Problem details: Nothing in the records may change when you print them out again.

Available data:
--- START ---
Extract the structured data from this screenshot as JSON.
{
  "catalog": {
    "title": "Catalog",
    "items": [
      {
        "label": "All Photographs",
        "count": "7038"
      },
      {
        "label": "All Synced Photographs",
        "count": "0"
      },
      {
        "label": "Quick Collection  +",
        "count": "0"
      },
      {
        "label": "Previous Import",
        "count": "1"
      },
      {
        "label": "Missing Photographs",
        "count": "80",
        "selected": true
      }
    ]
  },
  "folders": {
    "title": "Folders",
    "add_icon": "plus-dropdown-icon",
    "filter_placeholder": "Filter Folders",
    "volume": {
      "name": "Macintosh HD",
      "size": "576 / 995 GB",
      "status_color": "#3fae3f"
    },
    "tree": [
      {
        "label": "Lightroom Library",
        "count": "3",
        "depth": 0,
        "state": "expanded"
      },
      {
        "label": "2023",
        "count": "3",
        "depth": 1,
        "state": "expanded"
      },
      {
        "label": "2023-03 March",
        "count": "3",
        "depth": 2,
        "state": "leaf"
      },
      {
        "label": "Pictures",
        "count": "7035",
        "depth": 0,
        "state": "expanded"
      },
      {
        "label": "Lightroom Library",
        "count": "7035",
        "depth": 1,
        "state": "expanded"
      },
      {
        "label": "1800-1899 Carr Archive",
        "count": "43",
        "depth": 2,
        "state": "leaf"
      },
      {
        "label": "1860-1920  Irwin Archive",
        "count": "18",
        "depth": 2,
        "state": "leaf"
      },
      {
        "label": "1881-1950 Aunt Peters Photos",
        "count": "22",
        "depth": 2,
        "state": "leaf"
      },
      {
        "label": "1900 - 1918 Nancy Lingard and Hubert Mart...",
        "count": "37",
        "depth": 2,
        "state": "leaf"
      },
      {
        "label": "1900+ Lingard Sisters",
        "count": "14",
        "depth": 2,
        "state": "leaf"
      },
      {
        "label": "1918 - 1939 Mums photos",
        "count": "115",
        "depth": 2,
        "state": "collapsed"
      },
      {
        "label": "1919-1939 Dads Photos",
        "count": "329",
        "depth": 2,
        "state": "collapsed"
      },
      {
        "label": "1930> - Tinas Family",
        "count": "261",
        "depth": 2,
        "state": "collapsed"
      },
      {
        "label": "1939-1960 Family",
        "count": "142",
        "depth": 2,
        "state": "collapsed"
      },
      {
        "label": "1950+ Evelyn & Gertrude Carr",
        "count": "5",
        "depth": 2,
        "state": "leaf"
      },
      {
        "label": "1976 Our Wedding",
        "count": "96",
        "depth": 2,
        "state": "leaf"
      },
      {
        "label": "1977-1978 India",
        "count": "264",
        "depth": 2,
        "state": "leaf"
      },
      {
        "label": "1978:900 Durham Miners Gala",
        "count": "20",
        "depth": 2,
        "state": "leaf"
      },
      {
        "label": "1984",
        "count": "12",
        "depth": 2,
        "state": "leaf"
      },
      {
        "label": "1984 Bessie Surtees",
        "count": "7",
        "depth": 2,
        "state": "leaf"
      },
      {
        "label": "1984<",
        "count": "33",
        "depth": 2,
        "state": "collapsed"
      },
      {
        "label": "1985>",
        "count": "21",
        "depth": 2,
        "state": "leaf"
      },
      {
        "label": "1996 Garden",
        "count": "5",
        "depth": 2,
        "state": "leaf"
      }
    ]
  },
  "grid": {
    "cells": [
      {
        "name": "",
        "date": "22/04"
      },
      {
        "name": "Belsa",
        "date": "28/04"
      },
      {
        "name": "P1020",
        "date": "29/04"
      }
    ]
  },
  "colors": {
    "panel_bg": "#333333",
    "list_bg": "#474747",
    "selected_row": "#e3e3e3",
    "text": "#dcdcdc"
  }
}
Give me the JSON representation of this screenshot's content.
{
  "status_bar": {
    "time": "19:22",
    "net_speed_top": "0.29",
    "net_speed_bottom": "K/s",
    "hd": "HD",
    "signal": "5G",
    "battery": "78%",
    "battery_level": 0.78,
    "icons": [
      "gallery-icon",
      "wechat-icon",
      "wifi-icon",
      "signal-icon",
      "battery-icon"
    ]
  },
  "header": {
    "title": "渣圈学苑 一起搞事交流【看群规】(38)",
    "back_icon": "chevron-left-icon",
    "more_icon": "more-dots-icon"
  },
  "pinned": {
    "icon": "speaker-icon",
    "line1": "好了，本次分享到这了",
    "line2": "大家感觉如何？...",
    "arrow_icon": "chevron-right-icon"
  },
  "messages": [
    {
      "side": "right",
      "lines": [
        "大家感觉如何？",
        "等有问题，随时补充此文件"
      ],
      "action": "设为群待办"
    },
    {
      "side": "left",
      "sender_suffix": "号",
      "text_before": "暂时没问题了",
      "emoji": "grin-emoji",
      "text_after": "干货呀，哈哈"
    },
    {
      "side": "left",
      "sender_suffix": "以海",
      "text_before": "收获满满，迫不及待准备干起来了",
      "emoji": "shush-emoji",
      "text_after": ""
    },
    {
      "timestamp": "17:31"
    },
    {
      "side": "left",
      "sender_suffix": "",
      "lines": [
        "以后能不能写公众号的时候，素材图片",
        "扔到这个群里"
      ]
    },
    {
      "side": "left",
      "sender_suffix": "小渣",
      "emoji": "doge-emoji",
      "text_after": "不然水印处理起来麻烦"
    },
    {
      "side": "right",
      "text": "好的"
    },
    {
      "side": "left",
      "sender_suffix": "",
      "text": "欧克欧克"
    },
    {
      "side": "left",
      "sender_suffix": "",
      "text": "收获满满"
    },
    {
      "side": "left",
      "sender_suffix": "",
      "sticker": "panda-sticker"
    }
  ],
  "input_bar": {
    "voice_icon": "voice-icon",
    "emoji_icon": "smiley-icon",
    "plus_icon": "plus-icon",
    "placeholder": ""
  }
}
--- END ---
Result for this task:
Extract the structured data from this screenshot as JSON.
{
  "catalog": {
    "title": "Catalog",
    "items": [
      {
        "label": "All Photographs",
        "count": "7038"
      },
      {
        "label": "All Synced Photographs",
        "count": "0"
      },
      {
        "label": "Quick Collection  +",
        "count": "0"
      },
      {
        "label": "Previous Import",
        "count": "1"
      },
      {
        "label": "Missing Photographs",
        "count": "80",
        "selected": true
      }
    ]
  },
  "folders": {
    "title": "Folders",
    "add_icon": "plus-dropdown-icon",
    "filter_placeholder": "Filter Folders",
    "volume": {
      "name": "Macintosh HD",
      "size": "576 / 995 GB",
      "status_color": "#3fae3f"
    },
    "tree": [
      {
        "label": "Lightroom Library",
        "count": "3",
        "depth": 0,
        "state": "expanded"
      },
      {
        "label": "2023",
        "count": "3",
        "depth": 1,
        "state": "expanded"
      },
      {
        "label": "2023-03 March",
        "count": "3",
        "depth": 2,
        "state": "leaf"
      },
      {
        "label": "Pictures",
        "count": "7035",
        "depth": 0,
        "state": "expanded"
      },
      {
        "label": "Lightroom Library",
        "count": "7035",
        "depth": 1,
        "state": "expanded"
      },
      {
        "label": "1800-1899 Carr Archive",
        "count": "43",
        "depth": 2,
        "state": "leaf"
      },
      {
        "label": "1860-1920  Irwin Archive",
        "count": "18",
        "depth": 2,
        "state": "leaf"
      },
      {
        "label": "1881-1950 Aunt Peters Photos",
        "count": "22",
        "depth": 2,
        "state": "leaf"
      },
      {
        "label": "1900 - 1918 Nancy Lingard and Hubert Mart...",
        "count": "37",
        "depth": 2,
        "state": "leaf"
      },
      {
        "label": "1900+ Lingard Sisters",
        "count": "14",
        "depth": 2,
        "state": "leaf"
      },
      {
        "label": "1918 - 1939 Mums photos",
        "count": "115",
        "depth": 2,
        "state": "collapsed"
      },
      {
        "label": "1919-1939 Dads Photos",
        "count": "329",
        "depth": 2,
        "state": "collapsed"
      },
      {
        "label": "1930> - Tinas Family",
        "count": "261",
        "depth": 2,
        "state": "collapsed"
      },
      {
        "label": "1939-1960 Family",
        "count": "142",
        "depth": 2,
        "state": "collapsed"
      },
      {
        "label": "1950+ Evelyn & Gertrude Carr",
        "count": "5",
        "depth": 2,
        "state": "leaf"
      },
      {
        "label": "1976 Our Wedding",
        "count": "96",
        "depth": 2,
        "state": "leaf"
      },
      {
        "label": "1977-1978 India",
        "count": "264",
        "depth": 2,
        "state": "leaf"
      },
      {
        "label": "1978:900 Durham Miners Gala",
        "count": "20",
        "depth": 2,
        "state": "leaf"
      },
      {
        "label": "1984",
        "count": "12",
        "depth": 2,
        "state": "leaf"
      },
      {
        "label": "1984 Bessie Surtees",
        "count": "7",
        "depth": 2,
        "state": "leaf"
      },
      {
        "label": "1984<",
        "count": "33",
        "depth": 2,
        "state": "collapsed"
      },
      {
        "label": "1985>",
        "count": "21",
        "depth": 2,
        "state": "leaf"
      },
      {
        "label": "1996 Garden",
        "count": "5",
        "depth": 2,
        "state": "leaf"
      }
    ]
  },
  "grid": {
    "cells": [
      {
        "name": "",
        "date": "22/04"
      },
      {
        "name": "Belsa",
        "date": "28/04"
      },
      {
        "name": "P1020",
        "date": "29/04"
      }
    ]
  },
  "colors": {
    "panel_bg": "#333333",
    "list_bg": "#474747",
    "selected_row": "#e3e3e3",
    "text": "#dcdcdc"
  }
}
Give me the JSON representation of this screenshot's content.
{
  "status_bar": {
    "time": "19:22",
    "net_speed_top": "0.29",
    "net_speed_bottom": "K/s",
    "hd": "HD",
    "signal": "5G",
    "battery": "78%",
    "battery_level": 0.78,
    "icons": [
      "gallery-icon",
      "wechat-icon",
      "wifi-icon",
      "signal-icon",
      "battery-icon"
    ]
  },
  "header": {
    "title": "渣圈学苑 一起搞事交流【看群规】(38)",
    "back_icon": "chevron-left-icon",
    "more_icon": "more-dots-icon"
  },
  "pinned": {
    "icon": "speaker-icon",
    "line1": "好了，本次分享到这了",
    "line2": "大家感觉如何？...",
    "arrow_icon": "chevron-right-icon"
  },
  "messages": [
    {
      "side": "right",
      "lines": [
        "大家感觉如何？",
        "等有问题，随时补充此文件"
      ],
      "action": "设为群待办"
    },
    {
      "side": "left",
      "sender_suffix": "号",
      "text_before": "暂时没问题了",
      "emoji": "grin-emoji",
      "text_after": "干货呀，哈哈"
    },
    {
      "side": "left",
      "sender_suffix": "以海",
      "text_before": "收获满满，迫不及待准备干起来了",
      "emoji": "shush-emoji",
      "text_after": ""
    },
    {
      "timestamp": "17:31"
    },
    {
      "side": "left",
      "sender_suffix": "",
      "lines": [
        "以后能不能写公众号的时候，素材图片",
        "扔到这个群里"
      ]
    },
    {
      "side": "left",
      "sender_suffix": "小渣",
      "emoji": "doge-emoji",
      "text_after": "不然水印处理起来麻烦"
    },
    {
      "side": "right",
      "text": "好的"
    },
    {
      "side": "left",
      "sender_suffix": "",
      "text": "欧克欧克"
    },
    {
      "side": "left",
      "sender_suffix": "",
      "text": "收获满满"
    },
    {
      "side": "left",
      "sender_suffix": "",
      "sticker": "panda-sticker"
    }
  ],
  "input_bar": {
    "voice_icon": "voice-icon",
    "emoji_icon": "smiley-icon",
    "plus_icon": "plus-icon",
    "placeholder": ""
  }
}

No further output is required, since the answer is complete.